▸ **Assigned task**:
Where a line holds the word "data", copy it from the records.

▸ **Supplied information**:
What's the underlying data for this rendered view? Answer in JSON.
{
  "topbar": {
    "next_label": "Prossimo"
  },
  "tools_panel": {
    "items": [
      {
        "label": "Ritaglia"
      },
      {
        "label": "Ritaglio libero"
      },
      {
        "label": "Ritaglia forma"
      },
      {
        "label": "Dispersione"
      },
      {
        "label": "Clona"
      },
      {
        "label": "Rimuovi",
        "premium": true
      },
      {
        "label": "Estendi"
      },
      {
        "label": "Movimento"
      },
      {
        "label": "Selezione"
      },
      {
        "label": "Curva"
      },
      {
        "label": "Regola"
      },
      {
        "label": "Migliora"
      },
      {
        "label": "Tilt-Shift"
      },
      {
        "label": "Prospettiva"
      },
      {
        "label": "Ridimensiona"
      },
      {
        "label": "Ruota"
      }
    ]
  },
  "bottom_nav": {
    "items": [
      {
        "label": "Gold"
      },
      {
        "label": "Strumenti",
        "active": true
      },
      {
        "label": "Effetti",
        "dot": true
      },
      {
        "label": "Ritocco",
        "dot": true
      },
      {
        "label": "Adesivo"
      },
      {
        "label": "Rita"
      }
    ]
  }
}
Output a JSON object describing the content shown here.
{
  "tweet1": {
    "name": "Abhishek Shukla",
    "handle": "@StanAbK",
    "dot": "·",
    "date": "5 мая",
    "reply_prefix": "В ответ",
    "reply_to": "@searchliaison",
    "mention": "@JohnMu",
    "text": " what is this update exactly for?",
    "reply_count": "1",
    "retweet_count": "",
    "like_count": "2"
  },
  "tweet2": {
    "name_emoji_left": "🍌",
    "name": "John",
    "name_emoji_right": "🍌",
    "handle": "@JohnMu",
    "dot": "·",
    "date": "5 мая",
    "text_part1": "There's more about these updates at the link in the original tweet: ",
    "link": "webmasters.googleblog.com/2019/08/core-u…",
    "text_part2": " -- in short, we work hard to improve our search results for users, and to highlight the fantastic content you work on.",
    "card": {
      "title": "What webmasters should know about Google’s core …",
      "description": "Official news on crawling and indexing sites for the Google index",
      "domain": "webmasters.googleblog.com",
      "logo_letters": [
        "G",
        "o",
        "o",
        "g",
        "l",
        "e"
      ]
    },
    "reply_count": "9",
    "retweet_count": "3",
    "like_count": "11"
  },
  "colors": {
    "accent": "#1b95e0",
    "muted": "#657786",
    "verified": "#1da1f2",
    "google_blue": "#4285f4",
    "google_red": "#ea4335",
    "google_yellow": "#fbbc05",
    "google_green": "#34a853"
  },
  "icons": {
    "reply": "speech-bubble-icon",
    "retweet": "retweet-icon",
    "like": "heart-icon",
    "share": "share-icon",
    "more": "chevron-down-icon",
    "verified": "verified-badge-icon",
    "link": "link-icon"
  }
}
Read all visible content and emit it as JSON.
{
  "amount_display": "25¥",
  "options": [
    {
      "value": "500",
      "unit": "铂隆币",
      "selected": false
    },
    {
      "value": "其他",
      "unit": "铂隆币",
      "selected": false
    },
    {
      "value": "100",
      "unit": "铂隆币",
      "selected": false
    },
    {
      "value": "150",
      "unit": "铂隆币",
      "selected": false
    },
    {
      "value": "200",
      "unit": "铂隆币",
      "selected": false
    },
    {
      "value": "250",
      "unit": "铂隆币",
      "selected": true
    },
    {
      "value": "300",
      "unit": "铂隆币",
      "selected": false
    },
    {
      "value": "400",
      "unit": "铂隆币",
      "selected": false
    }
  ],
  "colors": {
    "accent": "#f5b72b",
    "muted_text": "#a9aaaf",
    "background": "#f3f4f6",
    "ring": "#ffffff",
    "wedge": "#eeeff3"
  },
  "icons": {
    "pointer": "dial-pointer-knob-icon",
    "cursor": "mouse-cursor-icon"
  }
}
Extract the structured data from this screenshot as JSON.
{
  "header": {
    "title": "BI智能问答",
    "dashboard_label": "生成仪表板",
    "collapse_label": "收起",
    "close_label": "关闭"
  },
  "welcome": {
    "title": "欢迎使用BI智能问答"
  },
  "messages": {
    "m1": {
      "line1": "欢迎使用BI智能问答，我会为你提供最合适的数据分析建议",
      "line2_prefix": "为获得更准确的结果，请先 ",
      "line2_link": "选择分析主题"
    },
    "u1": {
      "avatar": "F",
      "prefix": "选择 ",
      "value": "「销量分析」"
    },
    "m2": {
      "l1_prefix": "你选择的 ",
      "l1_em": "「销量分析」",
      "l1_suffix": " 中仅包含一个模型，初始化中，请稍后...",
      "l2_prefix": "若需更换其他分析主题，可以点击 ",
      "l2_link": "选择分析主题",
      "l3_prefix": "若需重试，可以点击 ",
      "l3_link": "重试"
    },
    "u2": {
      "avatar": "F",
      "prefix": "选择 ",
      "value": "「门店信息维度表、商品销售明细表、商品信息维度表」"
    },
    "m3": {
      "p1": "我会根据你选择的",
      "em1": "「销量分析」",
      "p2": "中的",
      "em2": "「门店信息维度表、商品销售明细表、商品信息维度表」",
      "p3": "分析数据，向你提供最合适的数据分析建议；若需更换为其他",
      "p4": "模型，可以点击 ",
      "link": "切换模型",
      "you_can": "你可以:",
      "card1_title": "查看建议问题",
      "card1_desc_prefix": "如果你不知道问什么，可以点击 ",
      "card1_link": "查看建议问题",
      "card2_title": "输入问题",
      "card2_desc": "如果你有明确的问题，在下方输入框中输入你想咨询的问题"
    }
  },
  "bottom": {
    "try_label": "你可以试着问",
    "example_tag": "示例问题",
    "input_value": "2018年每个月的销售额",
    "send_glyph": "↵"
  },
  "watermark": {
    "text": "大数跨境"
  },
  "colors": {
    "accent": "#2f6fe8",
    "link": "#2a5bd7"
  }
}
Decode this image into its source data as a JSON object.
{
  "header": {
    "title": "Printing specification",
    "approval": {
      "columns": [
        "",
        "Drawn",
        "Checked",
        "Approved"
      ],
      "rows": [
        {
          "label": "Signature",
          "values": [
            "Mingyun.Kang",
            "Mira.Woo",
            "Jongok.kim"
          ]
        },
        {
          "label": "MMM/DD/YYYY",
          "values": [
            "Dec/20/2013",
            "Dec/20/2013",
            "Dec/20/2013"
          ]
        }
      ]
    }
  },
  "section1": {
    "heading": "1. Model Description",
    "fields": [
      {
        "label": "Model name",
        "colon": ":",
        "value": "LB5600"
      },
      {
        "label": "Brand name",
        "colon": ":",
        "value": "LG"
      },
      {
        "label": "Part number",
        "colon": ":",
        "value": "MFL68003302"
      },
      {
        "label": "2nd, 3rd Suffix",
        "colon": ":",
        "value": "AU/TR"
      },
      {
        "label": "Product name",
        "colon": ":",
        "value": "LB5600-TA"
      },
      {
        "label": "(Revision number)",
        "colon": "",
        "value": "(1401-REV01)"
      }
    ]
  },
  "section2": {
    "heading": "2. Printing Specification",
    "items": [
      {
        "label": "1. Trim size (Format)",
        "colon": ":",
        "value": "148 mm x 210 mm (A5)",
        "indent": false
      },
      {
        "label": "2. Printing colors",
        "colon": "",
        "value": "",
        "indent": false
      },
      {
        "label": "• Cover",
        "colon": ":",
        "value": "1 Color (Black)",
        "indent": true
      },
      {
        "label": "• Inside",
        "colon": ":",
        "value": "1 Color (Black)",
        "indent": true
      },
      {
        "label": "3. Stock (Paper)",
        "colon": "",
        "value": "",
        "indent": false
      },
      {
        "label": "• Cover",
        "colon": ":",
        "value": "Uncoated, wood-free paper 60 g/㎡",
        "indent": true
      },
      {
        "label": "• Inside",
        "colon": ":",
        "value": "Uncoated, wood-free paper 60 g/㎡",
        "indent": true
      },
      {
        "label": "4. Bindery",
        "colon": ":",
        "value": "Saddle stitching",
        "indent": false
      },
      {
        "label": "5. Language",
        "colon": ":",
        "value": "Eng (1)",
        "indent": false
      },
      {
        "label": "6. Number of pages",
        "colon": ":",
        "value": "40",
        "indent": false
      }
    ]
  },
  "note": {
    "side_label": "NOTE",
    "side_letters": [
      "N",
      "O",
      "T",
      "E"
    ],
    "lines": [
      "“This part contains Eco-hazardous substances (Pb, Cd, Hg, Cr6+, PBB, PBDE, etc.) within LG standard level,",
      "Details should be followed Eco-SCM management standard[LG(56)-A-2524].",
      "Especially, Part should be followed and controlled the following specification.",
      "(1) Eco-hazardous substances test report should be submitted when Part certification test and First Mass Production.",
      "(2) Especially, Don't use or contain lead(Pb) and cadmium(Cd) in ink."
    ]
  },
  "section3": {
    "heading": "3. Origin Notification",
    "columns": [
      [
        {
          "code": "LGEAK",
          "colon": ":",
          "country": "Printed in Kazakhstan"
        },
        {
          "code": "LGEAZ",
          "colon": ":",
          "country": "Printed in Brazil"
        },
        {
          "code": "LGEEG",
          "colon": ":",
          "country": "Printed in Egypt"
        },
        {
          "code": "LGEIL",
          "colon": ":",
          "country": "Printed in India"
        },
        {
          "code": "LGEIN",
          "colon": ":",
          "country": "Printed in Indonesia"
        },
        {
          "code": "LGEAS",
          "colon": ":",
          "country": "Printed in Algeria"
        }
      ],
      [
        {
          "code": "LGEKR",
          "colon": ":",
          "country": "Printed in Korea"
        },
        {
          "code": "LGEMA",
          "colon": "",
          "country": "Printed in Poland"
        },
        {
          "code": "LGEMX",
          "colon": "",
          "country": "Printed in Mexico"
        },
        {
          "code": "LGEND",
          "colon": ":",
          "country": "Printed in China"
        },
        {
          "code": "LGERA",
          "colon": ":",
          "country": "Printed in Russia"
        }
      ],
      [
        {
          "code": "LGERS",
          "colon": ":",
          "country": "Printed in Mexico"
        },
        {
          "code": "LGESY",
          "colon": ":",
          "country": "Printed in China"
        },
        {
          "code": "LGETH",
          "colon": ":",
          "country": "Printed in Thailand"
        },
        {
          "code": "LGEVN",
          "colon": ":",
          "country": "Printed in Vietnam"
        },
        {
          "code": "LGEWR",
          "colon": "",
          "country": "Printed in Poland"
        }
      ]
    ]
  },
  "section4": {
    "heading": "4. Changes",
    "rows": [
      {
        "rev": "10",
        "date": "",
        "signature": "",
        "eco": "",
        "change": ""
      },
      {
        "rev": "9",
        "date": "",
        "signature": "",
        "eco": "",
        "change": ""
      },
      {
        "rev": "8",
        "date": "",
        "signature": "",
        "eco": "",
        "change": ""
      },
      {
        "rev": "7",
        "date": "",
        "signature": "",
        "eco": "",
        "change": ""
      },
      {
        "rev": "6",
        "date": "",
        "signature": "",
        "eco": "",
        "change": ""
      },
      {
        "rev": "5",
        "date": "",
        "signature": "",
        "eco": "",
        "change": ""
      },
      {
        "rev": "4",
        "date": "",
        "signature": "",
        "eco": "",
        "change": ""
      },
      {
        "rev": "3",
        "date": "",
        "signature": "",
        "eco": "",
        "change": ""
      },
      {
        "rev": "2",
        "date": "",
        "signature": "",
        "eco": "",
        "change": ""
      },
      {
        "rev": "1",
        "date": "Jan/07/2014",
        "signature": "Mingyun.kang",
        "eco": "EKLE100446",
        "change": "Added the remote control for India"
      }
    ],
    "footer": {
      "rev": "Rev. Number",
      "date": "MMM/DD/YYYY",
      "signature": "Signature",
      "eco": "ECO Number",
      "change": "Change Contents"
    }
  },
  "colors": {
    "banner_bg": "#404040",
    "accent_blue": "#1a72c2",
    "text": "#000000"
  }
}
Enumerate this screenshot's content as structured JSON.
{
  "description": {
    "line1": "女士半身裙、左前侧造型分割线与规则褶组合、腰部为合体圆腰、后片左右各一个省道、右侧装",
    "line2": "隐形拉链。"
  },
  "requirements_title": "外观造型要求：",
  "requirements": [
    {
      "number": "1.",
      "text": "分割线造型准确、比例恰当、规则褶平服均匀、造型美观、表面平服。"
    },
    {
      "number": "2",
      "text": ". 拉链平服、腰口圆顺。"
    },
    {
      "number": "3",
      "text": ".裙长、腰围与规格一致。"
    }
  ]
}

▸ **Final answer**:
What's the underlying data for this rendered view? Answer in JSON.
Extract the structured data from this screenshot as JSON.
Decode this image into its source data as a JSON object.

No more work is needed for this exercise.